> _Directions_: Line by line, copy out the entries exactly and leave the pictures behind.
----- Provided data -----
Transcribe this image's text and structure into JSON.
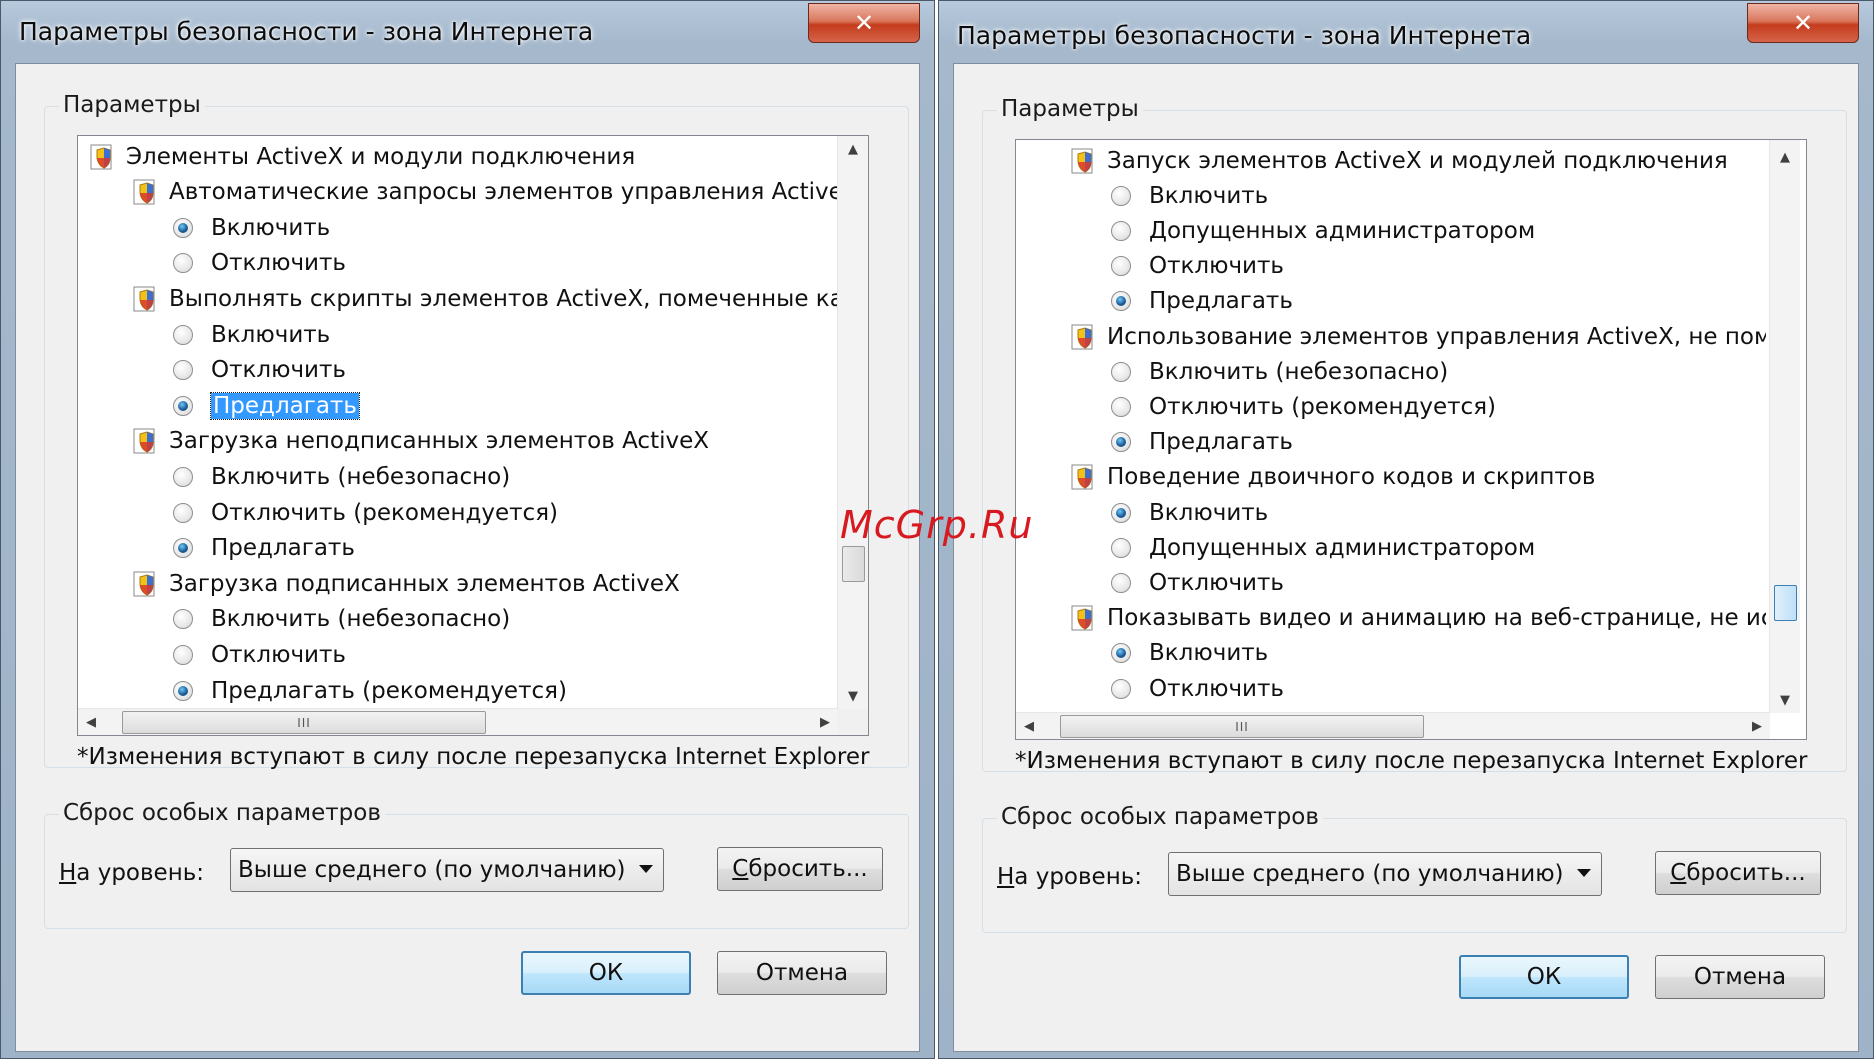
{
  "watermark": "McGrp.Ru",
  "dialogs": [
    {
      "title": "Параметры безопасности - зона Интернета",
      "close_label": "✕",
      "group_label": "Параметры",
      "tree_items": [
        {
          "kind": "header",
          "label": "Элементы ActiveX и модули подключения",
          "level": 0
        },
        {
          "kind": "header",
          "label": "Автоматические запросы элементов управления ActiveX",
          "level": 1
        },
        {
          "kind": "option",
          "label": "Включить",
          "checked": true
        },
        {
          "kind": "option",
          "label": "Отключить",
          "checked": false
        },
        {
          "kind": "header",
          "label": "Выполнять скрипты элементов ActiveX, помеченные как б",
          "level": 1
        },
        {
          "kind": "option",
          "label": "Включить",
          "checked": false
        },
        {
          "kind": "option",
          "label": "Отключить",
          "checked": false
        },
        {
          "kind": "option",
          "label": "Предлагать",
          "checked": true,
          "selected": true
        },
        {
          "kind": "header",
          "label": "Загрузка неподписанных элементов ActiveX",
          "level": 1
        },
        {
          "kind": "option",
          "label": "Включить (небезопасно)",
          "checked": false
        },
        {
          "kind": "option",
          "label": "Отключить (рекомендуется)",
          "checked": false
        },
        {
          "kind": "option",
          "label": "Предлагать",
          "checked": true
        },
        {
          "kind": "header",
          "label": "Загрузка подписанных элементов ActiveX",
          "level": 1
        },
        {
          "kind": "option",
          "label": "Включить (небезопасно)",
          "checked": false
        },
        {
          "kind": "option",
          "label": "Отключить",
          "checked": false
        },
        {
          "kind": "option",
          "label": "Предлагать (рекомендуется)",
          "checked": true
        }
      ],
      "hscroll_grip": "III",
      "note": "*Изменения вступают в силу после перезапуска Internet Explorer",
      "reset_group_label": "Сброс особых параметров",
      "level_label_mnemonic": "Н",
      "level_label_rest": "а уровень:",
      "level_value": "Выше среднего (по умолчанию)",
      "reset_button_mnemonic": "С",
      "reset_button_rest": "бросить...",
      "ok_label": "ОК",
      "cancel_label": "Отмена"
    },
    {
      "title": "Параметры безопасности - зона Интернета",
      "close_label": "✕",
      "group_label": "Параметры",
      "tree_items": [
        {
          "kind": "header",
          "label": "Запуск элементов ActiveX и модулей подключения",
          "level": 1
        },
        {
          "kind": "option",
          "label": "Включить",
          "checked": false
        },
        {
          "kind": "option",
          "label": "Допущенных администратором",
          "checked": false
        },
        {
          "kind": "option",
          "label": "Отключить",
          "checked": false
        },
        {
          "kind": "option",
          "label": "Предлагать",
          "checked": true
        },
        {
          "kind": "header",
          "label": "Использование элементов управления ActiveX, не помече",
          "level": 1
        },
        {
          "kind": "option",
          "label": "Включить (небезопасно)",
          "checked": false
        },
        {
          "kind": "option",
          "label": "Отключить (рекомендуется)",
          "checked": false
        },
        {
          "kind": "option",
          "label": "Предлагать",
          "checked": true
        },
        {
          "kind": "header",
          "label": "Поведение двоичного кодов и скриптов",
          "level": 1
        },
        {
          "kind": "option",
          "label": "Включить",
          "checked": true
        },
        {
          "kind": "option",
          "label": "Допущенных администратором",
          "checked": false
        },
        {
          "kind": "option",
          "label": "Отключить",
          "checked": false
        },
        {
          "kind": "header",
          "label": "Показывать видео и анимацию на веб-странице, не испо",
          "level": 1
        },
        {
          "kind": "option",
          "label": "Включить",
          "checked": true
        },
        {
          "kind": "option",
          "label": "Отключить",
          "checked": false
        }
      ],
      "hscroll_grip": "III",
      "note": "*Изменения вступают в силу после перезапуска Internet Explorer",
      "reset_group_label": "Сброс особых параметров",
      "level_label_mnemonic": "Н",
      "level_label_rest": "а уровень:",
      "level_value": "Выше среднего (по умолчанию)",
      "reset_button_mnemonic": "С",
      "reset_button_rest": "бросить...",
      "ok_label": "ОК",
      "cancel_label": "Отмена"
    }
  ]
}
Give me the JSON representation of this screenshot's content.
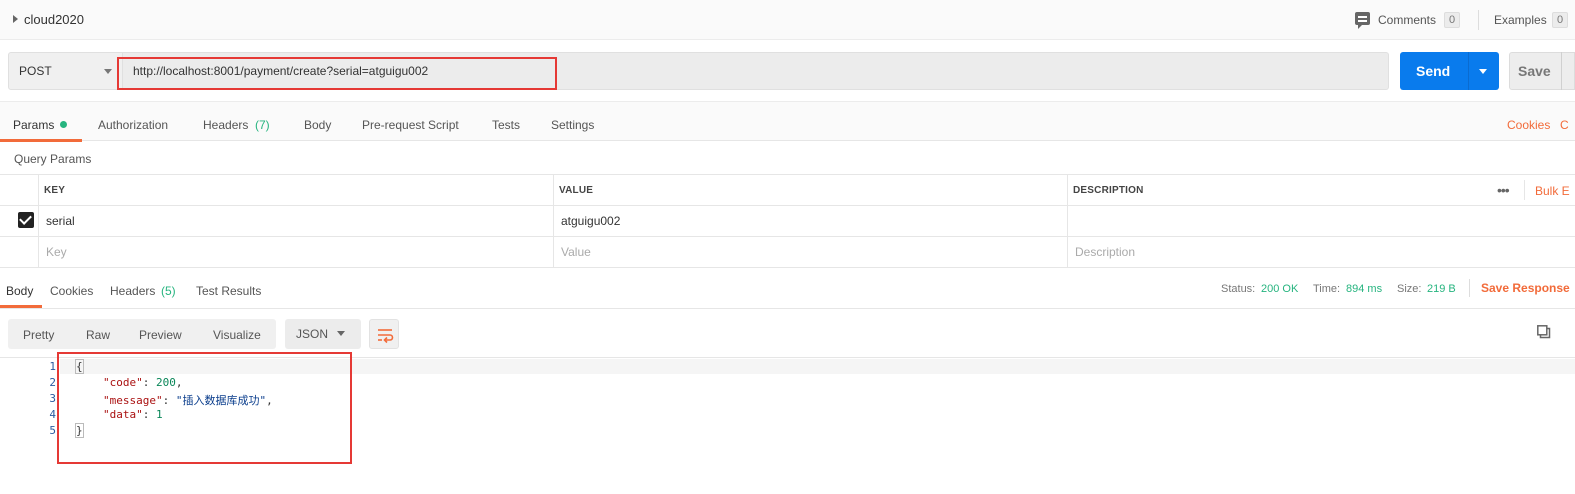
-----
> _Task answer_:
Transcribe this image's text and structure into JSON.
{
  "watermark": "McGrp.Ru",
  "dialogs": [
    {
      "title": "Параметры безопасности - зона Интернета",
      "close_label": "✕",
      "group_label": "Параметры",
      "tree_items": [
        {
          "kind": "header",
          "label": "Элементы ActiveX и модули подключения",
          "level": 0
        },
        {
          "kind": "header",
          "label": "Автоматические запросы элементов управления ActiveX",
          "level": 1
        },
        {
          "kind": "option",
          "label": "Включить",
          "checked": true
        },
        {
          "kind": "option",
          "label": "Отключить",
          "checked": false
        },
        {
          "kind": "header",
          "label": "Выполнять скрипты элементов ActiveX, помеченные как б",
          "level": 1
        },
        {
          "kind": "option",
          "label": "Включить",
          "checked": false
        },
        {
          "kind": "option",
          "label": "Отключить",
          "checked": false
        },
        {
          "kind": "option",
          "label": "Предлагать",
          "checked": true,
          "selected": true
        },
        {
          "kind": "header",
          "label": "Загрузка неподписанных элементов ActiveX",
          "level": 1
        },
        {
          "kind": "option",
          "label": "Включить (небезопасно)",
          "checked": false
        },
        {
          "kind": "option",
          "label": "Отключить (рекомендуется)",
          "checked": false
        },
        {
          "kind": "option",
          "label": "Предлагать",
          "checked": true
        },
        {
          "kind": "header",
          "label": "Загрузка подписанных элементов ActiveX",
          "level": 1
        },
        {
          "kind": "option",
          "label": "Включить (небезопасно)",
          "checked": false
        },
        {
          "kind": "option",
          "label": "Отключить",
          "checked": false
        },
        {
          "kind": "option",
          "label": "Предлагать (рекомендуется)",
          "checked": true
        }
      ],
      "hscroll_grip": "III",
      "note": "*Изменения вступают в силу после перезапуска Internet Explorer",
      "reset_group_label": "Сброс особых параметров",
      "level_label_mnemonic": "Н",
      "level_label_rest": "а уровень:",
      "level_value": "Выше среднего (по умолчанию)",
      "reset_button_mnemonic": "С",
      "reset_button_rest": "бросить...",
      "ok_label": "ОК",
      "cancel_label": "Отмена"
    },
    {
      "title": "Параметры безопасности - зона Интернета",
      "close_label": "✕",
      "group_label": "Параметры",
      "tree_items": [
        {
          "kind": "header",
          "label": "Запуск элементов ActiveX и модулей подключения",
          "level": 1
        },
        {
          "kind": "option",
          "label": "Включить",
          "checked": false
        },
        {
          "kind": "option",
          "label": "Допущенных администратором",
          "checked": false
        },
        {
          "kind": "option",
          "label": "Отключить",
          "checked": false
        },
        {
          "kind": "option",
          "label": "Предлагать",
          "checked": true
        },
        {
          "kind": "header",
          "label": "Использование элементов управления ActiveX, не помече",
          "level": 1
        },
        {
          "kind": "option",
          "label": "Включить (небезопасно)",
          "checked": false
        },
        {
          "kind": "option",
          "label": "Отключить (рекомендуется)",
          "checked": false
        },
        {
          "kind": "option",
          "label": "Предлагать",
          "checked": true
        },
        {
          "kind": "header",
          "label": "Поведение двоичного кодов и скриптов",
          "level": 1
        },
        {
          "kind": "option",
          "label": "Включить",
          "checked": true
        },
        {
          "kind": "option",
          "label": "Допущенных администратором",
          "checked": false
        },
        {
          "kind": "option",
          "label": "Отключить",
          "checked": false
        },
        {
          "kind": "header",
          "label": "Показывать видео и анимацию на веб-странице, не испо",
          "level": 1
        },
        {
          "kind": "option",
          "label": "Включить",
          "checked": true
        },
        {
          "kind": "option",
          "label": "Отключить",
          "checked": false
        }
      ],
      "hscroll_grip": "III",
      "note": "*Изменения вступают в силу после перезапуска Internet Explorer",
      "reset_group_label": "Сброс особых параметров",
      "level_label_mnemonic": "Н",
      "level_label_rest": "а уровень:",
      "level_value": "Выше среднего (по умолчанию)",
      "reset_button_mnemonic": "С",
      "reset_button_rest": "бросить...",
      "ok_label": "ОК",
      "cancel_label": "Отмена"
    }
  ]
}
Give me the JSON representation of this screenshot's content.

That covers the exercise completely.